Toward the end of the printing of the Bibles, Fust sued Gutenberg and demanded repayment of the loans, plus interest. The specific cause of the lawsuit is unknown. Gutenberg’s uncompromising style may have conflicted with his partner’s desire for a speedy return on his investment, or perhaps Fust suspected Gutenberg of diverting funds for his own projects.
Gutenberg lost the case and much of his equipment, including the type for his next project, a Psalter, which Fust went on to produce in conjunction with Gutenberg’s most experienced employee. After the court case, Gutenberg opened another workshop with the help of a friend. Unable to duplicate his previous successes, he produced small, easily printed items.
In 1462, Mainz fell to the soldiers of Archbishop Adolf II von Nassau. As a result, most printers fled the city, spreading their craft throughout Europe as they reestablished their businesses.
In January 1465, the archbishop, in an attempt to make up for past wrongs, pensioned Gutenberg. He lived out his last years in relative comfort and died on February 3, 1468.
His legacy, however, continues. As a result of Gutenberg’s invention, books could be printed cheaply and in huge numbers. Thus he touched off a knowledge explosion that otherwise would have been impossible.
The Bible, too, enjoyed increasingly widespread distribution thanks to Gutenberg.
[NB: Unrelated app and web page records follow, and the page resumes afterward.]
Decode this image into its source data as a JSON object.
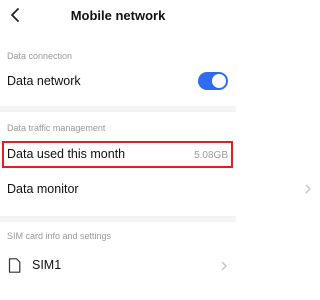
{
  "header": {
    "title": "Mobile network",
    "back_icon": "chevron-left-icon"
  },
  "sections": {
    "data_connection": {
      "label": "Data connection",
      "data_network": {
        "label": "Data network",
        "toggle_on": true
      }
    },
    "traffic": {
      "label": "Data traffic management",
      "data_used": {
        "label": "Data used this month",
        "value": "5.08GB"
      },
      "data_monitor": {
        "label": "Data monitor"
      }
    },
    "sim": {
      "label": "SIM card info and settings",
      "sim1": {
        "label": "SIM1",
        "icon": "sim-card-icon"
      }
    }
  },
  "colors": {
    "accent": "#2f6cf0",
    "highlight": "#e02020"
  }
}
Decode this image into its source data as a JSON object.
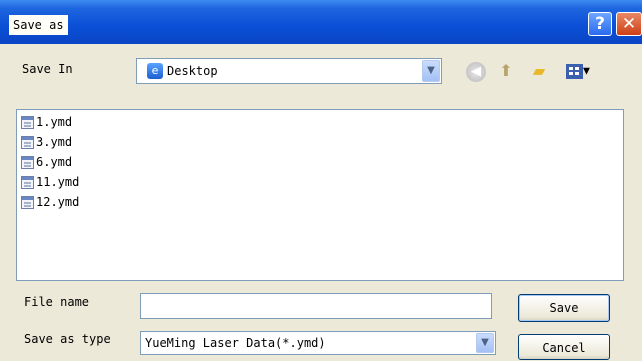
{
  "window": {
    "title": "Save as",
    "help_symbol": "?",
    "close_symbol": "✕"
  },
  "toolbar": {
    "save_in_label": "Save In",
    "location": "Desktop",
    "location_icon": "desktop-icon",
    "icons": [
      "back-icon",
      "up-folder-icon",
      "new-folder-icon",
      "views-icon"
    ]
  },
  "files": [
    "1.ymd",
    "3.ymd",
    "6.ymd",
    "11.ymd",
    "12.ymd"
  ],
  "form": {
    "file_name_label": "File name",
    "file_name_value": "",
    "save_as_type_label": "Save as type",
    "save_as_type_value": "YueMing Laser Data(*.ymd)",
    "save_label": "Save",
    "cancel_label": "Cancel"
  }
}
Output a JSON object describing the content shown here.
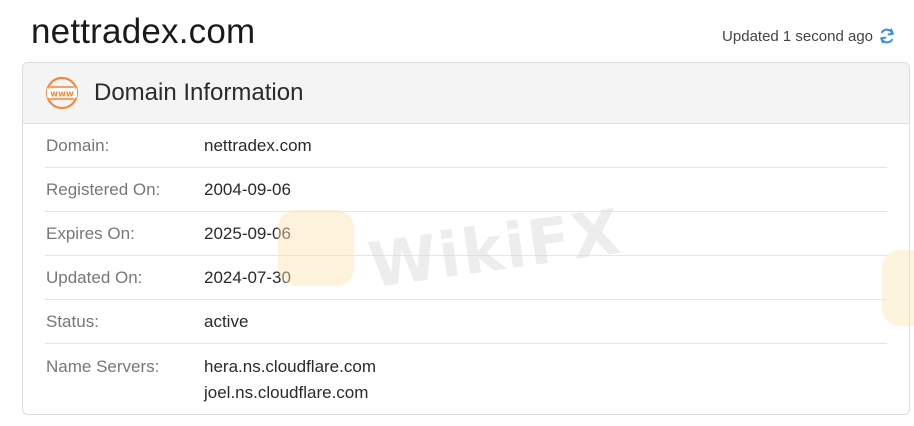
{
  "header": {
    "domain_title": "nettradex.com",
    "updated_text": "Updated 1 second ago",
    "refresh_icon": "refresh-icon"
  },
  "card": {
    "title": "Domain Information",
    "icon": "www-icon",
    "icon_text": "www",
    "rows": [
      {
        "label": "Domain:",
        "value": "nettradex.com"
      },
      {
        "label": "Registered On:",
        "value": "2004-09-06"
      },
      {
        "label": "Expires On:",
        "value": "2025-09-06"
      },
      {
        "label": "Updated On:",
        "value": "2024-07-30"
      },
      {
        "label": "Status:",
        "value": "active"
      }
    ],
    "name_servers": {
      "label": "Name Servers:",
      "values": [
        "hera.ns.cloudflare.com",
        "joel.ns.cloudflare.com"
      ]
    }
  },
  "watermark": {
    "text": "WikiFX"
  },
  "colors": {
    "accent_icon": "#f08a3c",
    "refresh": "#3a8ee6",
    "watermark_logo": "#fbe6b5"
  }
}
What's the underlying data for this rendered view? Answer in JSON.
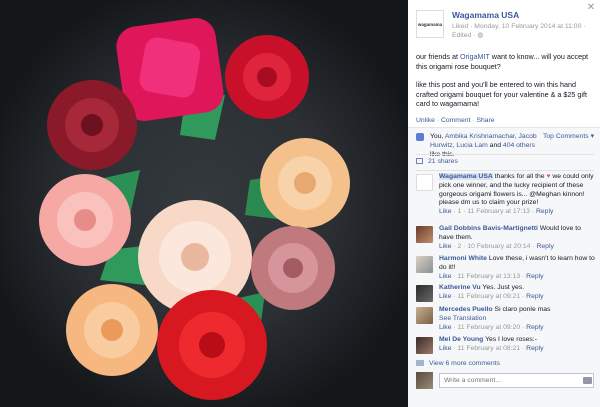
{
  "post": {
    "page_name": "Wagamama USA",
    "page_logo_text": "wagamama",
    "meta": "Liked · Monday, 10 February 2014 at 11:00 · Edited · ",
    "text_p1_a": "our friends at ",
    "text_p1_link": "OrigaMIT",
    "text_p1_b": " want to know... will you accept this origami rose bouquet?",
    "text_p2": "like this post and you'll be entered to win this hand crafted origami bouquet for your valentine & a $25 gift card to wagamama!",
    "actions": {
      "unlike": "Unlike",
      "comment": "Comment",
      "share": "Share",
      "sep": " · "
    }
  },
  "ufi": {
    "likes_prefix": "You, ",
    "likes_names": "Ambika Krishnamachar, Jacob Hurwitz, Lucia Lam",
    "likes_and": " and ",
    "likes_others": "404 others",
    "likes_suffix": " like this.",
    "top_comments": "Top Comments ▾",
    "shares": "21 shares",
    "view_more": "View 6 more comments",
    "write_placeholder": "Write a comment..."
  },
  "comments": [
    {
      "author": "Wagamama USA",
      "text_a": " thanks for all the ",
      "heart": "♥",
      "text_b": " we could only pick one winner, and the lucky recipient of these gorgeous origami flowers is... @Meghan kinnon! please dm us to claim your prize!",
      "like": "Like",
      "reply": "Reply",
      "meta": "1 · 11 February at 17:13"
    },
    {
      "author": "Gail Dobbins Bavis-Martignetti",
      "text": " Would love to have them.",
      "like": "Like",
      "reply": "Reply",
      "meta": "2 · 10 February at 20:14"
    },
    {
      "author": "Harmoni White",
      "text": " Love these, i wasn't to learn how to do it!!",
      "like": "Like",
      "reply": "Reply",
      "meta": "11 February at 13:13"
    },
    {
      "author": "Katherine Vu",
      "text": " Yes. Just yes.",
      "like": "Like",
      "reply": "Reply",
      "meta": "11 February at 09:21"
    },
    {
      "author": "Mercedes Puello",
      "text": " Si claro ponle mas",
      "see_translation": "See Translation",
      "like": "Like",
      "reply": "Reply",
      "meta": "11 February at 09:20"
    },
    {
      "author": "Mel De Young",
      "text": " Yes I love roses:-",
      "like": "Like",
      "reply": "Reply",
      "meta": "11 February at 08:21"
    }
  ],
  "close_glyph": "✕",
  "colors": {
    "link": "#3b5998",
    "meta": "#999999",
    "highlight": "#dbe3f3"
  }
}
And now that the printing age has given way to the digital age, the Bible and its teachings are more available—though not better understood—than ever.